Emaan BangashMercury Staff
POSTEDJanuary 28, 2019
Self-taught artist contributes to children’s books to promote representation of hijabi women in media
At 12 years old, ATEC sophomore Aaliya Jaleel began posting her art on social media such as Tumblr and Instagram. Her illustrations soon caught the attention of editors at Lee and Low Books, a children’s book publisher.
“Tumblr was where the editorial director of Lee and Low found me because she was looking for hijabi artists,” Jaleel said. “She literally just searched up ‘hijabi’ in the Tumblr search bar and found my work and my portfolio and went from there.”
In October 2017, Jaleel began illustrating for the book “Under My Hijab” by Hena Khan.
“It was really exciting and nerve-wracking because I was like, ‘Am I really the right person for this job?’” Jaleel said. “It was like that imposter syndrome thing where it’s like, ‘I don’t know if I’m good enough for this, I can’t believe they chose me to do it.’”
Jaleel said she wanted to pursue a career in film and animation before she began to illustrate children’s books. She had always been interested in film and cartoons and wanted to see more hijab-wearing women represented in the media.
“That was definitely something I wanted to see done, and so that’s why I started drawing hijabi characters and whatnot,” Jaleel said. “It’s really exciting because now I’m looking at all the different media and there are more instances of representation, and I see even hijabi background characters.”
A self-taught artist, Jaleel attended a private high school where no art classes were offered. She started posting her art on different social media sites in middle school. She did portrait commissions in high school and published her illustrations in a self-published book called “Ali and the Moon” by Mehnaz Kafray.
Jaleel said when she illustrated “Under My Hijab,” she often had to manage time for school and illustration, working under a flexible schedule with monthly deadlines. Jaleel said she would structure her days so that she could do homework one day and illustrate the book the next day.
“Everyone at the publishing company was really flexible because they knew I was a student, so if I had like finals or midterms coming up, I could be like, ‘Can we push this deadline to next week?’” she said. “They would be willing to do that.”
Jaleel has two book deals with publishing companies Simon and Schuster and HarperCollins. She said she was recommended by the editors from Lee and Low to Simon and Schuster. HarperCollins found her work in Publishers Weekly announcements and from checking her website.
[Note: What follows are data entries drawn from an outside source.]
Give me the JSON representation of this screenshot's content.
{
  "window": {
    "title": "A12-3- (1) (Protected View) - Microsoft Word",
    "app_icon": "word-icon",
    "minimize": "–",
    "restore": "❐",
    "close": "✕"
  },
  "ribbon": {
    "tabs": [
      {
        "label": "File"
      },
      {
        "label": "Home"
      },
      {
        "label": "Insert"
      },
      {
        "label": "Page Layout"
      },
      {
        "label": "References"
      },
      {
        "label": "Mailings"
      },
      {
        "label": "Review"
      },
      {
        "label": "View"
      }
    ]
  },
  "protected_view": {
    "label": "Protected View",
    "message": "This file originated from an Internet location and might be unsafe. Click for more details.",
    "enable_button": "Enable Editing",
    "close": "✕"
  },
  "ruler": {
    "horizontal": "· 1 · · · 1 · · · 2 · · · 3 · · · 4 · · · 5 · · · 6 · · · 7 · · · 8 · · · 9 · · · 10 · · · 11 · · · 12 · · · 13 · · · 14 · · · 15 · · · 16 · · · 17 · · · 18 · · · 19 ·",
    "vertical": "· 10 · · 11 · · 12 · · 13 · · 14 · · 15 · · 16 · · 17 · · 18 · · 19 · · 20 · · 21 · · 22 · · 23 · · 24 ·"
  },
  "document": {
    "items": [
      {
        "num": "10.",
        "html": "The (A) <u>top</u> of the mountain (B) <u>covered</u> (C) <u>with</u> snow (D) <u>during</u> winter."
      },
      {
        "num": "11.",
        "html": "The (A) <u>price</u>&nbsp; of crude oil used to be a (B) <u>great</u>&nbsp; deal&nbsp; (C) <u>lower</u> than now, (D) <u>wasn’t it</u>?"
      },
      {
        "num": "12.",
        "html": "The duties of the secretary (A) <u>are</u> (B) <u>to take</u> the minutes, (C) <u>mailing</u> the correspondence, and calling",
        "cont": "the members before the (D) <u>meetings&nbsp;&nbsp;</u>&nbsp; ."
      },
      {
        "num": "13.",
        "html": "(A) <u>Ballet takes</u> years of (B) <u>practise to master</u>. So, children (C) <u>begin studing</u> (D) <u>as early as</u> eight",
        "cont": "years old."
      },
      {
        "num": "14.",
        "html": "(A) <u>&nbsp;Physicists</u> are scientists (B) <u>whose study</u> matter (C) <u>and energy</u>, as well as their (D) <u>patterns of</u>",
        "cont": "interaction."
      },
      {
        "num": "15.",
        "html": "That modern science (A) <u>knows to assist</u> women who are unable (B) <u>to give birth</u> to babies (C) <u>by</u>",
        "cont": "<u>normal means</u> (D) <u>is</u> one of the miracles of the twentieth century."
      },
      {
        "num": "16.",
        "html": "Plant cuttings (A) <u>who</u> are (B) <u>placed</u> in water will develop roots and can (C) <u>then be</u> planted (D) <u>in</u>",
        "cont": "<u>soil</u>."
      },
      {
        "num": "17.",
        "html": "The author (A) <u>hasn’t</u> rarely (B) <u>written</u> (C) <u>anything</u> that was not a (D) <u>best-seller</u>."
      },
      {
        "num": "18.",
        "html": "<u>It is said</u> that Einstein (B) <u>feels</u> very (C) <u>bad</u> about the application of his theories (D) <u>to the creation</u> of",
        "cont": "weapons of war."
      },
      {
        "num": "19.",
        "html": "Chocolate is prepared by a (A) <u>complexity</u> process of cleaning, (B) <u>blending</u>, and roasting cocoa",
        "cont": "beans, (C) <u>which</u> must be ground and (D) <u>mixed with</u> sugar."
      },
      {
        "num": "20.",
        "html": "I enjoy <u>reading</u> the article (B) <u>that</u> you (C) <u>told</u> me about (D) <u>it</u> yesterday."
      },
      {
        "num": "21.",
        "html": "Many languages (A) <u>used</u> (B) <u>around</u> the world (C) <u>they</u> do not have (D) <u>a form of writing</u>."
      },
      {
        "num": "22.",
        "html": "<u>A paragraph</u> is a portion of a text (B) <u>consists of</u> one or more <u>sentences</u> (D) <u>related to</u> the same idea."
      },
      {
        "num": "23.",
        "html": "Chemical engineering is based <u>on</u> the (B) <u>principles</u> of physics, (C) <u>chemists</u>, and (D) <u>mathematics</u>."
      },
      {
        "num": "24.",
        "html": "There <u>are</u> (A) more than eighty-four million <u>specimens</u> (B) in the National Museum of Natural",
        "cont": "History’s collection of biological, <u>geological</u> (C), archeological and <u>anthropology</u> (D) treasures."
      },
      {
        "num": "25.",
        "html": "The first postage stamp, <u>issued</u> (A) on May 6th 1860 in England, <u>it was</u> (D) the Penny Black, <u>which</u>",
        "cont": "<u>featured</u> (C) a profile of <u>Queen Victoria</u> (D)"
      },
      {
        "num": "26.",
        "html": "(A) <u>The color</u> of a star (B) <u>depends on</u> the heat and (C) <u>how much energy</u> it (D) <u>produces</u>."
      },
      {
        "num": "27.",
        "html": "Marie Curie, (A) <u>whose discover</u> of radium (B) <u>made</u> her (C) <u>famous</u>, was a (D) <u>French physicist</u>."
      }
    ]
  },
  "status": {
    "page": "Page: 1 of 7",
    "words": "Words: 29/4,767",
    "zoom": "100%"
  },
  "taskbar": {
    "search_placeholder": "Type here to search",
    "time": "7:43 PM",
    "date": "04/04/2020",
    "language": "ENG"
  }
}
“Don’t be afraid to put your work out there,” Jaleel said. “Even if you don’t like it, there are people out there that will love it.”
ATEC junior Huda Moopen said she first saw Jaleel’s work on social media. Later, they were in the same animation class together during their freshman year, where she said Jaleel would send her and her friends sketches and ask for their help on color and design choices.
“I got to see all the black and white sketches, and seeing where she started and seeing the book in person complete and done is an incredible experience because I just got to see her work at every stage,” Moopen said.
Moopen said Jaleel would try to finish homework weeks in advance so she could have time to work on her illustrations. She said she would make sure Jaleel would give herself breaks in between working and helped motivate her throughout.
“In addition to being a student, she’d have other projects she’d be working on, and sometimes she’d just get really caught up with it all, even during breaks,” Moopen said. “When we’d be hanging out, she’d always be working on her iPad on the book, so sometimes I’d just have to catch her in between and we’d go on boba runs or explore new art museums.”
Jaleel said she looks forward to the progress being made on hijab representation in film and animation in the near future.
“I really hope that I can be an inspiration for other hijabi or young artists that are like, ‘Oh, if she can do it, so can I,’” she said.